Source information Start Marker

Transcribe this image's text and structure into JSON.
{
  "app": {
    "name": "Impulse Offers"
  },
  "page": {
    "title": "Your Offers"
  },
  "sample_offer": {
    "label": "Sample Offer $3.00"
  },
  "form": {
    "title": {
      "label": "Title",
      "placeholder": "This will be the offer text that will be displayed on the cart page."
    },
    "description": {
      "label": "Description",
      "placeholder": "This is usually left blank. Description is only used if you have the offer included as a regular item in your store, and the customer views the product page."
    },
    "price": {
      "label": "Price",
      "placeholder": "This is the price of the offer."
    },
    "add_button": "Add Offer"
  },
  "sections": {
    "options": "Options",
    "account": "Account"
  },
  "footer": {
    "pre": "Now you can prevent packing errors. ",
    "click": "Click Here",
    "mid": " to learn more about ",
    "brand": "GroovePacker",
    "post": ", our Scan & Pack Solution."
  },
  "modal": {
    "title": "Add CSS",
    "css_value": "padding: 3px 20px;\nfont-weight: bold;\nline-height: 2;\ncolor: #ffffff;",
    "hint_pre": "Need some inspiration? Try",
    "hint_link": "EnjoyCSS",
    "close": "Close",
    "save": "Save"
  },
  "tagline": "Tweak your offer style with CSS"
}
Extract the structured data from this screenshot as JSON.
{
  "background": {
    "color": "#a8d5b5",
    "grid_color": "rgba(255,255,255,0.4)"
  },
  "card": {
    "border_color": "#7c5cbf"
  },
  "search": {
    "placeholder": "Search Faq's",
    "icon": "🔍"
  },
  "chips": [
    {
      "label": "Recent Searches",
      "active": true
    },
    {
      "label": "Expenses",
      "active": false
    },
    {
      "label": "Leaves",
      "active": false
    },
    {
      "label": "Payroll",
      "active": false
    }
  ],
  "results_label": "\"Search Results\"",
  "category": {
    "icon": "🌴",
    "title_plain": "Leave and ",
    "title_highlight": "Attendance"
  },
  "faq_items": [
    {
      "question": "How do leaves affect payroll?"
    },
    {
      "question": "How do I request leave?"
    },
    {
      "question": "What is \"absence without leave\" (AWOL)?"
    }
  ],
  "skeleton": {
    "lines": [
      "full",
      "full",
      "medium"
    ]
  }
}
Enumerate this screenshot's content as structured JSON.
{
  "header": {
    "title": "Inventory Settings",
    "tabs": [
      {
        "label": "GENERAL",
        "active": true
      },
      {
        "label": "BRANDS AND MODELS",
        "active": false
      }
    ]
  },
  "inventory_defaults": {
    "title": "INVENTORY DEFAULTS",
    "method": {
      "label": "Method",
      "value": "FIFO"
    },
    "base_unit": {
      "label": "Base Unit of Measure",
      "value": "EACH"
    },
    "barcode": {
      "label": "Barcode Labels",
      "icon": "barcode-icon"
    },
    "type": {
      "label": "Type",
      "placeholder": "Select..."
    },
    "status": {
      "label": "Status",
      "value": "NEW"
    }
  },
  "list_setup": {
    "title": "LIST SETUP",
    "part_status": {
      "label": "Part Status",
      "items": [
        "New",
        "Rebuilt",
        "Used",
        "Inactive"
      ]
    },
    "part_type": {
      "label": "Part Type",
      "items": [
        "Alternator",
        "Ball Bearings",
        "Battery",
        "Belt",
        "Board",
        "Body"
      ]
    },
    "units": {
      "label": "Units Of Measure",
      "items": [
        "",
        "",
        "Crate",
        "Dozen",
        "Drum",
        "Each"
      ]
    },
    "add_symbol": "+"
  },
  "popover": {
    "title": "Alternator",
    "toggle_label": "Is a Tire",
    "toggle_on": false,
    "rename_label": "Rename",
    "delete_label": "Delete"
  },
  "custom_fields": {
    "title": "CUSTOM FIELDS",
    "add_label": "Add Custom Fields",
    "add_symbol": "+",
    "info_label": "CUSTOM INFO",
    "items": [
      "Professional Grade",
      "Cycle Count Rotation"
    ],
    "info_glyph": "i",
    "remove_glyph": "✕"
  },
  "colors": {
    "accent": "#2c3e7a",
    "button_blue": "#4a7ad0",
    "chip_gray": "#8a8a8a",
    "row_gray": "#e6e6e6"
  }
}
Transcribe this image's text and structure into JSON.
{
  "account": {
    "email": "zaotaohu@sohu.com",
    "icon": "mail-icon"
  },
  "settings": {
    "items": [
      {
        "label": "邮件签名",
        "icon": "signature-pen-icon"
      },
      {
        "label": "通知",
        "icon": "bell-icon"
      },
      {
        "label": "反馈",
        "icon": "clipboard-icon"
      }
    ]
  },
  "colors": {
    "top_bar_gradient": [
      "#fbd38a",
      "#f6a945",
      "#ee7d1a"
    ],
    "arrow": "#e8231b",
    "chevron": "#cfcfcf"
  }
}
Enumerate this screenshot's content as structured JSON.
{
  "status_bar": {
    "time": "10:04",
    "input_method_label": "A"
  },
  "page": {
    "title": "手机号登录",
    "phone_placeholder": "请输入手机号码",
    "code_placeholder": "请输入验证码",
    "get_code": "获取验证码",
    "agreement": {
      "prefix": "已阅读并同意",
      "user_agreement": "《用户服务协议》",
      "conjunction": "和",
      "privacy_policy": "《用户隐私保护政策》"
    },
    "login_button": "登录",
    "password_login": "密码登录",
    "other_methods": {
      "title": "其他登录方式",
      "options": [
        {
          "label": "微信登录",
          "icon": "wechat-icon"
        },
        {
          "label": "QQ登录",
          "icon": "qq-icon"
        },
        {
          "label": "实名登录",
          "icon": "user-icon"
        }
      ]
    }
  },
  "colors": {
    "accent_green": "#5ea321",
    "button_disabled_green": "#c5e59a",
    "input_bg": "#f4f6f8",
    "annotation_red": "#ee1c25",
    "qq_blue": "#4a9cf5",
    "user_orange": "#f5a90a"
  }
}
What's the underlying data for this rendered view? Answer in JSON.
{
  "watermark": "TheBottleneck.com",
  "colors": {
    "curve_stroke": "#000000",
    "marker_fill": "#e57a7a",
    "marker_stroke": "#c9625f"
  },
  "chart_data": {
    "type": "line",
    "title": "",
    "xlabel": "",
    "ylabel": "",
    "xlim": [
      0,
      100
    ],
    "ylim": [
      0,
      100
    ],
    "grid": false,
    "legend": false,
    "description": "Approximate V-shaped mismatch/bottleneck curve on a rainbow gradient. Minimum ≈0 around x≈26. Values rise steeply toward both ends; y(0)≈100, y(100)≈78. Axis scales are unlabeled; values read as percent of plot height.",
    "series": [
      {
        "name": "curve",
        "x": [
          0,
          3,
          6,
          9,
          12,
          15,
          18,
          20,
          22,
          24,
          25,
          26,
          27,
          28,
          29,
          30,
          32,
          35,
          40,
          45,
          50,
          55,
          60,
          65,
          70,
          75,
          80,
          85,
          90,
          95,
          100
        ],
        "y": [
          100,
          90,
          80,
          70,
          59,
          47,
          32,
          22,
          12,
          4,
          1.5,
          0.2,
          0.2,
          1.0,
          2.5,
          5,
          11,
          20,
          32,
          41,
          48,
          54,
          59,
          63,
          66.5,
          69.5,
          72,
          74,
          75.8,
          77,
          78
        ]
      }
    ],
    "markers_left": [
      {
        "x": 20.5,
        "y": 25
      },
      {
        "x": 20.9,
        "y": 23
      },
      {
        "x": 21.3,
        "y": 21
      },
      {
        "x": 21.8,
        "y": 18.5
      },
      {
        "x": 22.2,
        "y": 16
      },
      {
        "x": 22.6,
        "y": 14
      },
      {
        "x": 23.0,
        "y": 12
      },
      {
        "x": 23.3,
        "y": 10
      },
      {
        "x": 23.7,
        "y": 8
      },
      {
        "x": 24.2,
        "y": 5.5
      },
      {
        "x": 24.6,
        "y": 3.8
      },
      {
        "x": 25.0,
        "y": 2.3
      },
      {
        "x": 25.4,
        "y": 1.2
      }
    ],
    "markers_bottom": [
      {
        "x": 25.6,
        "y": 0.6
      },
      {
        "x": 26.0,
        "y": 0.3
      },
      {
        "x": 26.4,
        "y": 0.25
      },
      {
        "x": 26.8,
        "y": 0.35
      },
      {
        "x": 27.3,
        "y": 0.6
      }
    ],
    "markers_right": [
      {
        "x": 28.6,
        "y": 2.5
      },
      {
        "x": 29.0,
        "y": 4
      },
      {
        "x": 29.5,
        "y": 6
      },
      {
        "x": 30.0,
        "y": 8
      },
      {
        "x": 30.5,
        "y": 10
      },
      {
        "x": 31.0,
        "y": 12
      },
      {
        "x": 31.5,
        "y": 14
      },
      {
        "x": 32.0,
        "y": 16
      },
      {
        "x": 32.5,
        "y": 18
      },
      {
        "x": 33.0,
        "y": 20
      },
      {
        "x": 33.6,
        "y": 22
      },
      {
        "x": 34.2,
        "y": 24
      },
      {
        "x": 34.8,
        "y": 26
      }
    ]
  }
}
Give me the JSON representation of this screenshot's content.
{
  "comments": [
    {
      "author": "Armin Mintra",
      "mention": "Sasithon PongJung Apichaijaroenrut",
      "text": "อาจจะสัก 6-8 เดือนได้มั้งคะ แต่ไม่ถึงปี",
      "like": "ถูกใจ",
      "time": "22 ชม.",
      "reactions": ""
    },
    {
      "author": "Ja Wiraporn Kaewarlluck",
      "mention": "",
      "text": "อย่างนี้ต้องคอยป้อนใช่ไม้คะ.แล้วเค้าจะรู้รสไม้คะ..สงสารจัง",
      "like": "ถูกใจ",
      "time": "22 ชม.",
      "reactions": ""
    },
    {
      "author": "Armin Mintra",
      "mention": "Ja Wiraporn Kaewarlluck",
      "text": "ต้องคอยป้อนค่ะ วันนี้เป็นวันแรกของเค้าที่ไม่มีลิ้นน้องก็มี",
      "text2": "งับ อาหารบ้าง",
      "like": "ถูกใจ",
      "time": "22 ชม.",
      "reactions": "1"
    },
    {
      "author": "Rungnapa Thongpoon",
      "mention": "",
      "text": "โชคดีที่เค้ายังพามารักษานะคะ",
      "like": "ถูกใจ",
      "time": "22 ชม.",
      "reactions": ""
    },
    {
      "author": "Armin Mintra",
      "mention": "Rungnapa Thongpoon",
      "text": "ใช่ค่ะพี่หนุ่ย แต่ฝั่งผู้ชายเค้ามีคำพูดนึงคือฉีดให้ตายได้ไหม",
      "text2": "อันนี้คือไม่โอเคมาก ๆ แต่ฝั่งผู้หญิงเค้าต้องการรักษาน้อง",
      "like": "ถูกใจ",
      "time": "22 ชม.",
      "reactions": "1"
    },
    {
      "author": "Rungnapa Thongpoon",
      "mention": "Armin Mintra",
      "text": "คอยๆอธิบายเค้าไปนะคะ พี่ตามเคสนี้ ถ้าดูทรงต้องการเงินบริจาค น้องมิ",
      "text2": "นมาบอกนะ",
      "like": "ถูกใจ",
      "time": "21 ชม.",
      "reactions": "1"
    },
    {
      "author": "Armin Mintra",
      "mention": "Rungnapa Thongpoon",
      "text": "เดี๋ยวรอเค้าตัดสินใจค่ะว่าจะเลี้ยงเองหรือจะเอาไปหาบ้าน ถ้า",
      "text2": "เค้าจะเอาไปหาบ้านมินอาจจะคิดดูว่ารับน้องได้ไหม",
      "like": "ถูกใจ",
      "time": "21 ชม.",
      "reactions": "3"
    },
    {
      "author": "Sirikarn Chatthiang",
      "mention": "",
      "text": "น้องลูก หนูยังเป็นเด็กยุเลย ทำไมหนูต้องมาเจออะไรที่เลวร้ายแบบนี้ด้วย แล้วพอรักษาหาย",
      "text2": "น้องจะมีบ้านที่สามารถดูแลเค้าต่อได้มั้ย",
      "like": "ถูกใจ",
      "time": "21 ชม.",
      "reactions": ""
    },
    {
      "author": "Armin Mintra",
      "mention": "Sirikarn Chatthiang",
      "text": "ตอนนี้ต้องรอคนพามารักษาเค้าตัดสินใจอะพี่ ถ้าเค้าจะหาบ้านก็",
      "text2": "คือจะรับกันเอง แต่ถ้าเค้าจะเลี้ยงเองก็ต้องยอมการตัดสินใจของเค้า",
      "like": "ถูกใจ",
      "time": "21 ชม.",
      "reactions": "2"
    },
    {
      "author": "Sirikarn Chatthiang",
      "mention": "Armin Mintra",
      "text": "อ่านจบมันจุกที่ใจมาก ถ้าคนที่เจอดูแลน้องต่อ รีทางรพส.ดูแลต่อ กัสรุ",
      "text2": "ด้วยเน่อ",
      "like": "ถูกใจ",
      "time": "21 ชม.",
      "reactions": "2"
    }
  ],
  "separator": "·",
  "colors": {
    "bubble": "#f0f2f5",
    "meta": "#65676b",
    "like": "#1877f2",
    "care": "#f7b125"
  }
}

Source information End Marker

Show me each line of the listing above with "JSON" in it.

Exercise result –
Transcribe this image's text and structure into JSON.
Extract the structured data from this screenshot as JSON.
Enumerate this screenshot's content as structured JSON.
Transcribe this image's text and structure into JSON.
Enumerate this screenshot's content as structured JSON.
What's the underlying data for this rendered view? Answer in JSON.
Give me the JSON representation of this screenshot's content.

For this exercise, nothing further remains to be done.